They also mention cryptocurrency in a section about Monetary and Fiscal Policy where they talk mostly about the central bank, with their draft manifesto stating:
“Central banks should create their own standards for digital currencies. This requires European regulation for their development, which establishes legal certainty for consumers. An undermining of the money and currency monopoly through private currencies in the euro area may not be allowed.
Digital payments, cryptocurrencies and the people behind the accounts must be traceable. A government infrastructure is needed to combat crimes such as money laundering, depictions of sexual violence against children, tax evasion and the financing of terrorist activities.”
The first part is obviously talking about central bank digital currencies, here contrasted with ‘private’ currencies, by which presumably they mean something like Libra.
In the second paragraph then they talk about public currencies, or cryptocurrencies, like bitcoin etc, with the Greens seemingly saying AML and KYC must apply.
If that is the correct interpretation, then they’re not really saying much because AML/KYC has applied to cryptos in the United States since 2013.
There can however be other interpretations, that by ‘private currency’ they mean bitcoin, but then why also mention cryptos and say they need to be traceable, meaning AML/KYC needs to apply.
The worry for bitcoiners is of course that since they are Green, they don’t like bitcoin at all, but that would be an extremist stance on the environment, with the German Greens being a center party rather than a radical party.
What matters to them therefore is not that energy is used, but how it is produced. For European and North American mining, some 90% of it is through renewable energy.
Due to the intense competition to mine bitcoin, which means securing any efficiency gains especially where energy production is concerned as that is most of the cost of mining, it is easily envisionable that market forces will lead to innovation in energy production in this space more than in any other industry.
There is little incentive for example to upgrade your house to be more energy efficient. There is almost total incentive to upgrade your mining energy setup because if your competitor does and you don’t, you’re out of business.
Hence miners generally tend to go to remote areas and setup hydro power as that is most efficient. In that process they could well be driving advancements on how such power is produced, something that could lead to lower costs and/or more abundance of renewable energy.
They could even get into the production of solar panels, driving that industry forward and so lowering costs or increasing productivity for all.
A stance against bitcoin due to energy usage therefore would be counterproductive if the aim is to increase renewable energy usage and production as well as to foster an environment where there can be much innovation in the production of such renewable energy.

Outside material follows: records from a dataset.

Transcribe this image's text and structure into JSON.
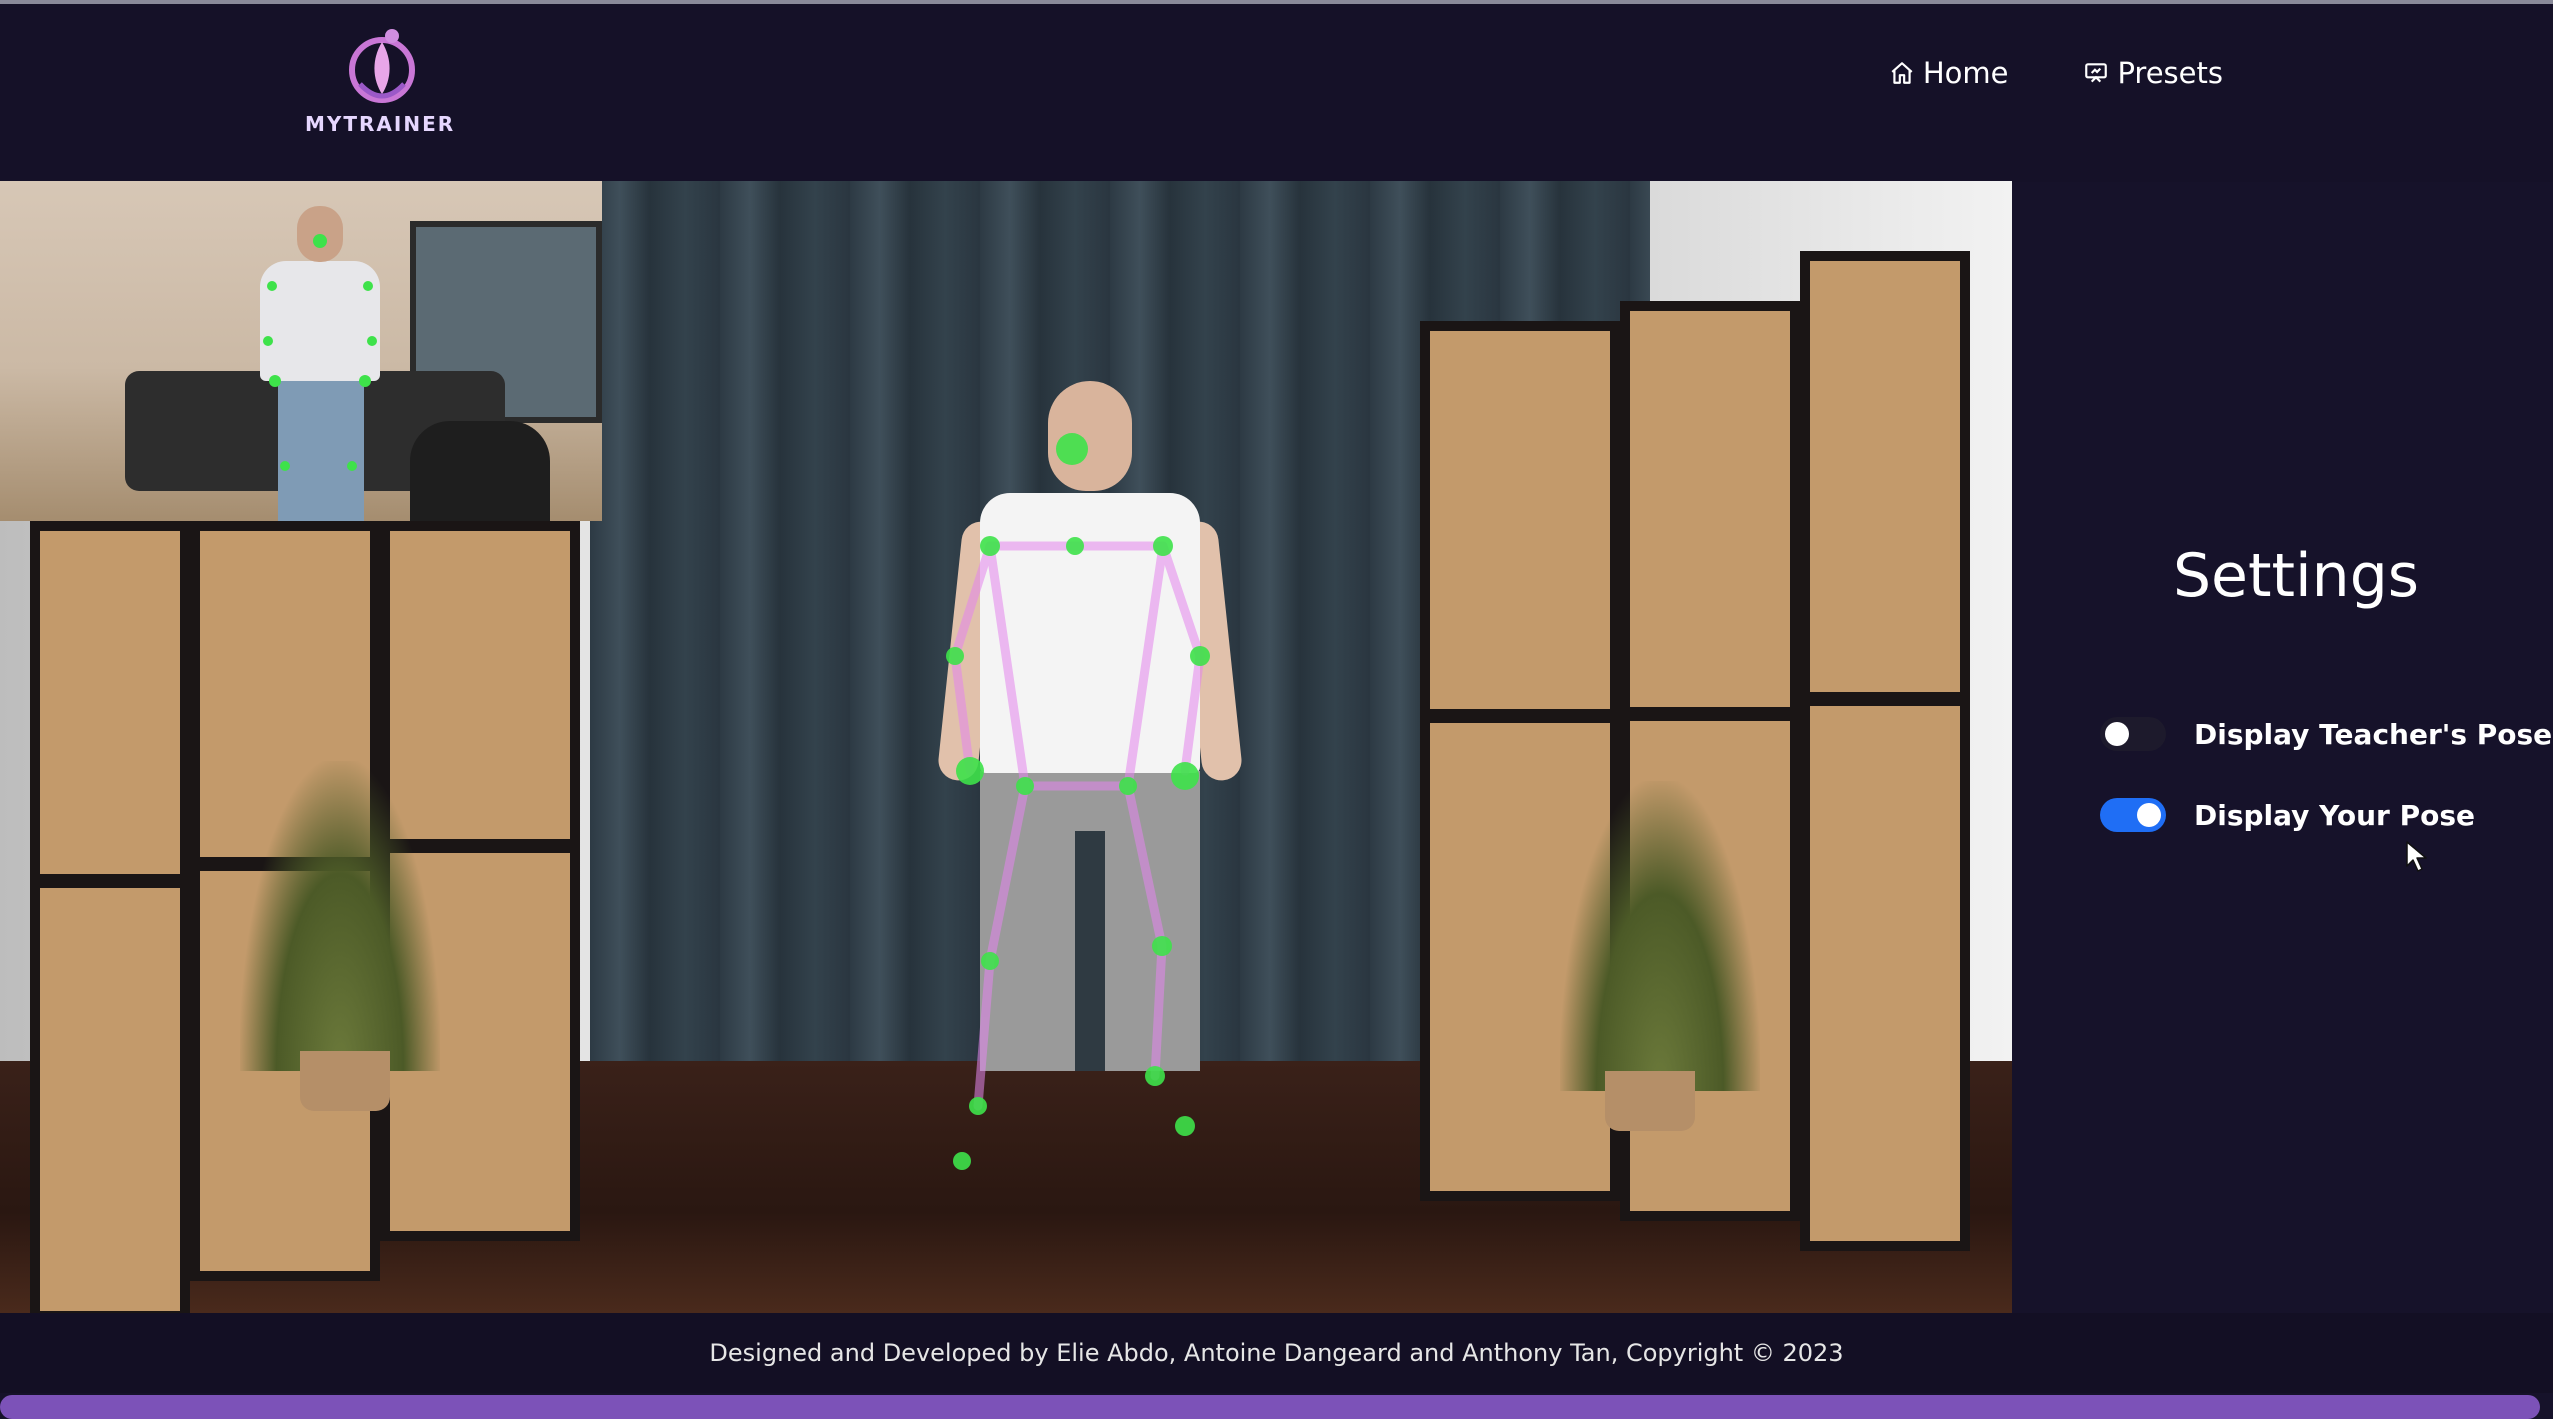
{
  "header": {
    "logo_text": "MYTRAINER",
    "nav": [
      {
        "label": "Home",
        "icon": "home-icon"
      },
      {
        "label": "Presets",
        "icon": "presets-icon"
      }
    ]
  },
  "settings": {
    "title": "Settings",
    "toggles": [
      {
        "label": "Display Teacher's Pose",
        "enabled": false
      },
      {
        "label": "Display Your Pose",
        "enabled": true
      }
    ]
  },
  "footer": {
    "credits": "Designed and Developed by Elie Abdo, Antoine Dangeard and Anthony Tan, Copyright © 2023"
  },
  "colors": {
    "background": "#16122a",
    "accent": "#7c52b8",
    "toggle_on": "#1f6ef5",
    "keypoint": "#3ee24a",
    "skeleton_line": "#e486ee"
  }
}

Then there are cryptos like ethereum which are going Proof of Stake, so making that argument mute, but even for bitcoin, this is one of few industries of scale that has an inbuilt incentive to harness renewable energy production, and thus one of the few that can give rise to energy scientists and so on, increasing the chances of innovation.
Because ultimately the answer must be innovation, or at least that must be a key part of it, with bitcoin mining already driving innovation in semiconductors.
Their manifesto therefore seems to suggest at worst they’ll be neutral on bitcoin, with their new slogan being Change Creates Stability.
That’s quite catchy as most agree some change is needed to maintain Europe’s advancement, with their change on offer being a green European continent that has a global outlook and influence.
If that is the right recipe to win over Germans remains to be seen, but on visuals – and presuming Baerbock gets nominated – she has arguably won.
That would usher in a new generation of politics and a new continent, with it probable all European and global capitals will be paying close attention to what might even be called Germany’s first international election in living memory.